• Your instructions
Read through the data, and wherever a line holds the word "text", write that line out.

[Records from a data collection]
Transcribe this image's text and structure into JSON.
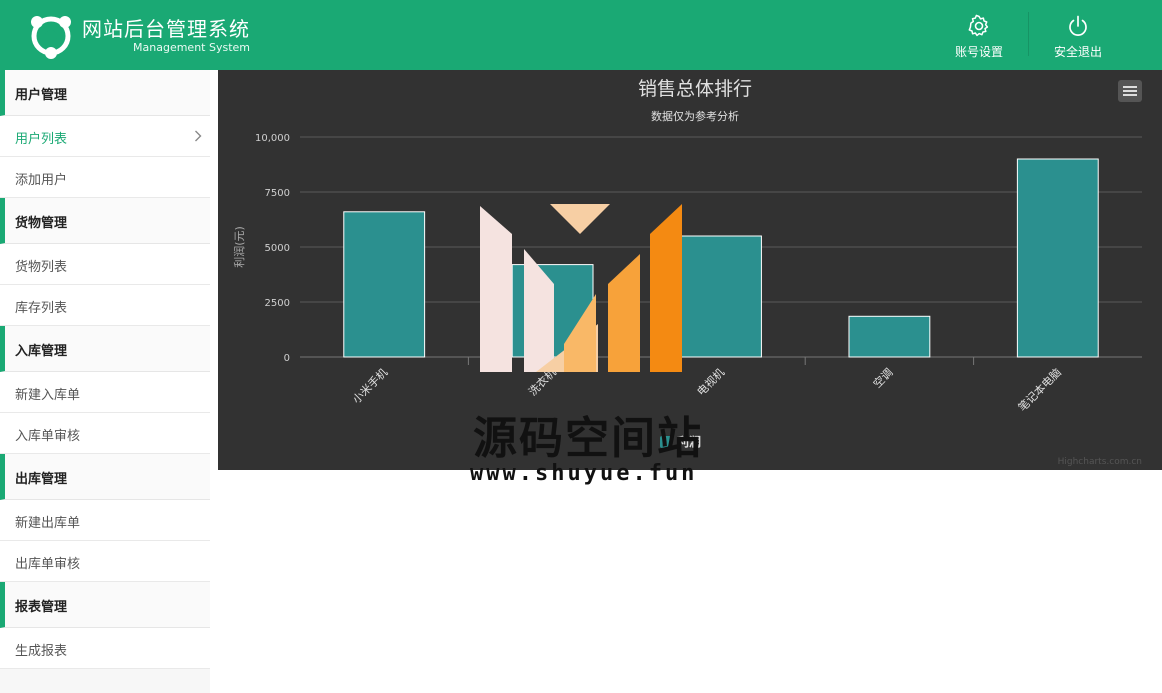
{
  "header": {
    "title": "网站后台管理系统",
    "subtitle": "Management System",
    "account_label": "账号设置",
    "logout_label": "安全退出"
  },
  "sidebar": {
    "groups": [
      {
        "title": "用户管理",
        "items": [
          {
            "label": "用户列表",
            "active": true
          },
          {
            "label": "添加用户"
          }
        ]
      },
      {
        "title": "货物管理",
        "items": [
          {
            "label": "货物列表"
          },
          {
            "label": "库存列表"
          }
        ]
      },
      {
        "title": "入库管理",
        "items": [
          {
            "label": "新建入库单"
          },
          {
            "label": "入库单审核"
          }
        ]
      },
      {
        "title": "出库管理",
        "items": [
          {
            "label": "新建出库单"
          },
          {
            "label": "出库单审核"
          }
        ]
      },
      {
        "title": "报表管理",
        "items": [
          {
            "label": "生成报表"
          }
        ]
      }
    ]
  },
  "chart_data": {
    "type": "bar",
    "title": "销售总体排行",
    "subtitle": "数据仅为参考分析",
    "ylabel": "利润(元)",
    "ylim": [
      0,
      10000
    ],
    "yticks": [
      "0",
      "2500",
      "5000",
      "7500",
      "10,000"
    ],
    "categories": [
      "小米手机",
      "洗衣机",
      "电视机",
      "空调",
      "笔记本电脑"
    ],
    "series": [
      {
        "name": "利润",
        "values": [
          6600,
          4200,
          5500,
          1850,
          9000
        ]
      }
    ],
    "credits": "Highcharts.com.cn",
    "bar_color": "#2b908f",
    "grid": true,
    "legend_position": "bottom"
  },
  "watermark": {
    "text": "源码空间站",
    "url": "www.shuyue.fun"
  },
  "colors": {
    "accent": "#1aa974",
    "chart_bg": "#323232"
  }
}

• Your solution
Transcribe this image's text and structure into JSON.
    "text": "源码空间站",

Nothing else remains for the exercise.